“We were familiar with the preparations needed for the tournament because we’d been four out of five years. I don’t know if being close to home was a great advantage, but it made things logistically simpler for us since it was in Birmingham.”
UTC faced 10th-seeded Providence, who had upset Duke their previous game. The Friars took a 10-point advantage early in the second half, only to see the Mocs storm back to seize the lead midway through the period. But Providence regained its composure down the stretch to win 71-65 in McCarthy’s final March Madness appearance.
“A whole lot of those earlier memories came back when we made that run in Chattanooga and wound up playing our Sweet Sixteen game back in Birmingham,” McCarthy said. “Obviously what we did in ’97 jumps to the forefront as my favorite due to the significance it had for the basketball program and the city.”
Four months later, McCarthy departed UTC to rejoin former Auburn boss Sonny Smith as associate head coach at Virginia Commonwealth. McCarthy took over the Rams’ program the next year, leading VCU four seasons before closing his head coaching career with a three-year stint at East Carolina to finish with 343 wins in 19 seasons.
“Every year about this time I get calls from reporters around the country talking about Cinderellas in the tournament,” said McCarthy, who resides in North Carolina and serves as a TV basketball analyst. “The Cinderella stories are always fun to watch, but to be a part of it was something that none of us will ever forget.

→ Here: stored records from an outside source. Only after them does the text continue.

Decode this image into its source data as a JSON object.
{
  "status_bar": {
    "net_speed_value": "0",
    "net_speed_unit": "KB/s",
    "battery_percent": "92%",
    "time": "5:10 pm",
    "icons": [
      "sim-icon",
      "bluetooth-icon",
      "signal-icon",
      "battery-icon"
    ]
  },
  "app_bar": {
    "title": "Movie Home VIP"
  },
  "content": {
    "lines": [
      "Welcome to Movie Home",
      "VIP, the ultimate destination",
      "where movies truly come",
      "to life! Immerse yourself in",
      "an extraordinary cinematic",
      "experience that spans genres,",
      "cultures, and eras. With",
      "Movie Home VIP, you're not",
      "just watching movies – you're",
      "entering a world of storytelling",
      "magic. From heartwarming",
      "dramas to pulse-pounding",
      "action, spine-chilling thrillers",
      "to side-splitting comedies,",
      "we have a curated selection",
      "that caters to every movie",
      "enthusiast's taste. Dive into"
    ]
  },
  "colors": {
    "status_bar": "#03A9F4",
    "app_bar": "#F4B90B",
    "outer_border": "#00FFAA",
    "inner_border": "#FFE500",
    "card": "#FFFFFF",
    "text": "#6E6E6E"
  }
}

I don’t go a week without talking to one or more of those guys.
“We had a reunion two years ago celebrating the 20th anniversary of that group. We ran into people we hadn’t seen since then and it was like we had just seen them yesterday. It was uncanny how close you felt with those guys even though your paths went in different directions because of that magical time we shared in Chattanooga basketball history.”
To contact Paul Payne email firstname.lastname@example.org or on Twitter @Paul_A_Payne
(Tomorrow: Chattanooga native and McCallie graduate Curtis Shaw shares his experiences being part of seven Final Fours as a college basketball referee.)